(Date:6/25/2016)... ... June 25, 2016 , ... Conventional wisdom preaches the benefits of moderation, whether ... latter, setting the bar too high can result in disappointment, perhaps even self-loathing. However, ... their goal. , Research from PsychTests.com reveals that behind the tendency ...
(Date:6/24/2016)... ... June 24, 2016 , ... June 19, 2016 is ... associated with chronic pain and the benefits of holistic treatments, Serenity Recovery Center ... suffering with Sickle Cell Disease. , Sickle Cell Disease (SCD) is a disorder of ...
(Date:6/24/2016)... ... 2016 , ... Global law firm Greenberg Traurig, P.A. announced that 20 Florida ... their peers for this recognition are considered among the top 2 percent of lawyers ... as members of this year’s Legal Elite Hall of Fame: Miami Shareholders Mark ...
(Date:6/24/2016)... ... ... Inc, makers of Topricin and MyPainAway Pain Relief Products, join The ‘Business for a Fair ... hour by 2020 and then adjusting it yearly to increase at the same rate as ... the wage floor does not erode again, and make future increases more predictable. , The ...
Breaking Medicine News(10 mins):
(Date:6/23/2016)... , June 23, 2016 Research ... MEMS Devices Medical Market Analysis 2016 - Forecast to 2022" ... The report contains up to date financial data ... analysis.

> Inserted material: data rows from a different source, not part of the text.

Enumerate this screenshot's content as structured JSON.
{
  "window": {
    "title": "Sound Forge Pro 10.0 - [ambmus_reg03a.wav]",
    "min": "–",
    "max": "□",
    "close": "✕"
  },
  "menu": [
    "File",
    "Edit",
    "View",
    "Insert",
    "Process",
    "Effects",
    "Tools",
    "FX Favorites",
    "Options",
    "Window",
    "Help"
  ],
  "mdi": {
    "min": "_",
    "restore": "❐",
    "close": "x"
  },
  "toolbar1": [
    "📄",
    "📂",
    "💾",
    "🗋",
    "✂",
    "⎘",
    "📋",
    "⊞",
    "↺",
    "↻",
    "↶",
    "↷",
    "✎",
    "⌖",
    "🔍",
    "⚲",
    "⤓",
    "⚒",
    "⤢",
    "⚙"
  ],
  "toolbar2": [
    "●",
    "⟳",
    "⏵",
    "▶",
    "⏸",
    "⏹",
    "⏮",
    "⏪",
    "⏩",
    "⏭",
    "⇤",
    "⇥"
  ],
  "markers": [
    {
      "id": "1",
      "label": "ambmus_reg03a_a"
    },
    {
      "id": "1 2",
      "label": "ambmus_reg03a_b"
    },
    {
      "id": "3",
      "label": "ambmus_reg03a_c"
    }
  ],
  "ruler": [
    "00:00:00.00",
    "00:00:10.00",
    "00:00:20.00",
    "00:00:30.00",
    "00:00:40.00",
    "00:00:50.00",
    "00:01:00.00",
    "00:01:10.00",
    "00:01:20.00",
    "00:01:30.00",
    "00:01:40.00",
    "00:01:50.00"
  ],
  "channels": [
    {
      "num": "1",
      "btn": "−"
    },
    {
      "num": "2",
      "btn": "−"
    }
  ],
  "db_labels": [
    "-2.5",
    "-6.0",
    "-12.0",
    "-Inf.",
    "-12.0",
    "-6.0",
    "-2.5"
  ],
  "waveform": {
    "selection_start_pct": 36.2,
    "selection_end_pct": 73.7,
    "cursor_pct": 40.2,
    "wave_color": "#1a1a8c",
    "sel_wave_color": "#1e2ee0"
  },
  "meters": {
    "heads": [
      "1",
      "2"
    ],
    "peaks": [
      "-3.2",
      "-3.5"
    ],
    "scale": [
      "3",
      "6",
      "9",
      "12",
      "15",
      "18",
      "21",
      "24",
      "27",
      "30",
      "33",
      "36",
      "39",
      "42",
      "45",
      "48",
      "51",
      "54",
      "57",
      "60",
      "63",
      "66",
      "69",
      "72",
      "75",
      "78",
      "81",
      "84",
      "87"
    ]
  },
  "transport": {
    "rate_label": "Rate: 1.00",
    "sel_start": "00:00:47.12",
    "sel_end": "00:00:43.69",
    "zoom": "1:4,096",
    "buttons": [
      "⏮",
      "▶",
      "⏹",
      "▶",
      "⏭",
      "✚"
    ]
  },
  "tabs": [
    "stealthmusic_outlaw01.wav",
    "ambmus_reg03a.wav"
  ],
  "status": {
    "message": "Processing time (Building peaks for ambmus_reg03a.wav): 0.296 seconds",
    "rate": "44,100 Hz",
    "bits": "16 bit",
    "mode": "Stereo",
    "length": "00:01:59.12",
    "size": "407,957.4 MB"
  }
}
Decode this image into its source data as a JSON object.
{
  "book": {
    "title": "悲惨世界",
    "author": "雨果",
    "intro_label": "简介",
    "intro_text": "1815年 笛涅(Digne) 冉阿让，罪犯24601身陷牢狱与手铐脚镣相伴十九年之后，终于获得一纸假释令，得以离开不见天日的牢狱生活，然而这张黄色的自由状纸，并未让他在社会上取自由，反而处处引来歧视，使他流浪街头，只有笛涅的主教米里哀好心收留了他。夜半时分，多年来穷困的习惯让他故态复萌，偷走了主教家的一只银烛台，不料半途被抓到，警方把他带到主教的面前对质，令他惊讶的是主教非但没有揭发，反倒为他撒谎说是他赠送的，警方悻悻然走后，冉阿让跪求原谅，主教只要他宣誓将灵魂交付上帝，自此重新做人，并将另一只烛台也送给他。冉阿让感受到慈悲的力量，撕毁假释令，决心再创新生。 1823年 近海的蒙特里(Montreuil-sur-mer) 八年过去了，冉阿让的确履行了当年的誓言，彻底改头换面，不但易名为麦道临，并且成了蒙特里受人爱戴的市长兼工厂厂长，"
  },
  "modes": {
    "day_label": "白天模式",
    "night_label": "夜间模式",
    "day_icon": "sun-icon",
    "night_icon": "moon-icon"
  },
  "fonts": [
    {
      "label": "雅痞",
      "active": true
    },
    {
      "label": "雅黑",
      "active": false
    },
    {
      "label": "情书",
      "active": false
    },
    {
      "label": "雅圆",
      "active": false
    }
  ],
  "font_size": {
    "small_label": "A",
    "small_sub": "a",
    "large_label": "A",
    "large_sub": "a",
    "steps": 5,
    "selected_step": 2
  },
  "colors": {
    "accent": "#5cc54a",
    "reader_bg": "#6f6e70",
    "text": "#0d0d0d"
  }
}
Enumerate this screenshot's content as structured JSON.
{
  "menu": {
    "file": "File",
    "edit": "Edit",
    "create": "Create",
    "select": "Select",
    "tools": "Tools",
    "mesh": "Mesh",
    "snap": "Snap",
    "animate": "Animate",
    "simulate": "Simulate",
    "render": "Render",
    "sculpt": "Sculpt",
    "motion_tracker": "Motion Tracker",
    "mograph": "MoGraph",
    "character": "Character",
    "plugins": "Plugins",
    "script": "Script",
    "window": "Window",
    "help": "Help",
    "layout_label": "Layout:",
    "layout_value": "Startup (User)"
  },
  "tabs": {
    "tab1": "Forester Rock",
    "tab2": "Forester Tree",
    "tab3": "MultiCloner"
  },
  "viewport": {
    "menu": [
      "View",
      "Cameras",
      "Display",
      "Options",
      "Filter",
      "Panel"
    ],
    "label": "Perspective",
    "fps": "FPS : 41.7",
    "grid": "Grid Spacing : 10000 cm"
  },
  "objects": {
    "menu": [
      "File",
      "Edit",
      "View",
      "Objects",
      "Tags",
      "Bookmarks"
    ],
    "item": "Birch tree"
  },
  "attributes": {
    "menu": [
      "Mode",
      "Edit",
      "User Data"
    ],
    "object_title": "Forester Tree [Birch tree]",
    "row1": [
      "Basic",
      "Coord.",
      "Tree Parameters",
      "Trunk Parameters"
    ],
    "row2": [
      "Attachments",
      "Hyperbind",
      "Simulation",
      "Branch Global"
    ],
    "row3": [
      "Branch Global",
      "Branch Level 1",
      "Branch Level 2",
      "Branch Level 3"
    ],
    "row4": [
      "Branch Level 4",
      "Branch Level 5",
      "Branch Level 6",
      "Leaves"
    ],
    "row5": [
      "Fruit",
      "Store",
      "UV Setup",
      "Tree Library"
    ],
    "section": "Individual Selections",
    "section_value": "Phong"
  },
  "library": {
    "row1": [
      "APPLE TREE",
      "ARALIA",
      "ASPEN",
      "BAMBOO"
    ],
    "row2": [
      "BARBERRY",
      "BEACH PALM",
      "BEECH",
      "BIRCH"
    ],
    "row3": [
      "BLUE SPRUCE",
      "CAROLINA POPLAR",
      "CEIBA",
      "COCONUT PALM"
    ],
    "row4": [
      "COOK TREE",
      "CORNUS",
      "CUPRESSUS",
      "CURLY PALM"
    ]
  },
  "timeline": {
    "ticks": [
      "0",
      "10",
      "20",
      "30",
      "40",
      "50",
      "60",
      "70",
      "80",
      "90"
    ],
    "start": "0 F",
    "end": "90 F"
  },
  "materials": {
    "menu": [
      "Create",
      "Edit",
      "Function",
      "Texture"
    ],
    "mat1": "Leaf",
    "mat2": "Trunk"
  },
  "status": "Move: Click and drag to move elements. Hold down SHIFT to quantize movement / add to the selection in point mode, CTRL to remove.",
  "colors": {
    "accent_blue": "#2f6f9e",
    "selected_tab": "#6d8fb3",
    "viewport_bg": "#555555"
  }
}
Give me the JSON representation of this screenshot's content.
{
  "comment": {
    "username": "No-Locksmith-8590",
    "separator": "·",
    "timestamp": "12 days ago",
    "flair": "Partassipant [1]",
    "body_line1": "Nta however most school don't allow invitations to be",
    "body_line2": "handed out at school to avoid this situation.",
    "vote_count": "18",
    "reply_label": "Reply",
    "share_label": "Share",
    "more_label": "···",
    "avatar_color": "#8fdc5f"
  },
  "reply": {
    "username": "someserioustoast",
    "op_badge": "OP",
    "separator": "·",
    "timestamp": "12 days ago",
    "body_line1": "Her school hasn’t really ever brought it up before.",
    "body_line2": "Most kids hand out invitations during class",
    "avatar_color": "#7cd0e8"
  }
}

Assessment of major trends with potential impact on the ... analysis of market segmentation which comprises of sub markets, regional ...
(Date:6/23/2016)... 23, 2016 Bracket , a leading clinical ... generation clinical outcomes platform, Bracket eCOA (SM) 6.0, at ... 26 – 30, 2016 in Philadelphia , ... Outcome Assessment product of its kind to fully integrate with ... Bracket eCOA 6.0 is a flexible platform for electronic clinical ...
(Date:6/23/2016)... -- Astellas today announced the establishment of Astellas Farma Colombia (AFC), a new affiliate with operations headquartered in ... . ... ... ... Astellas is ...
Breaking Medicine Technology: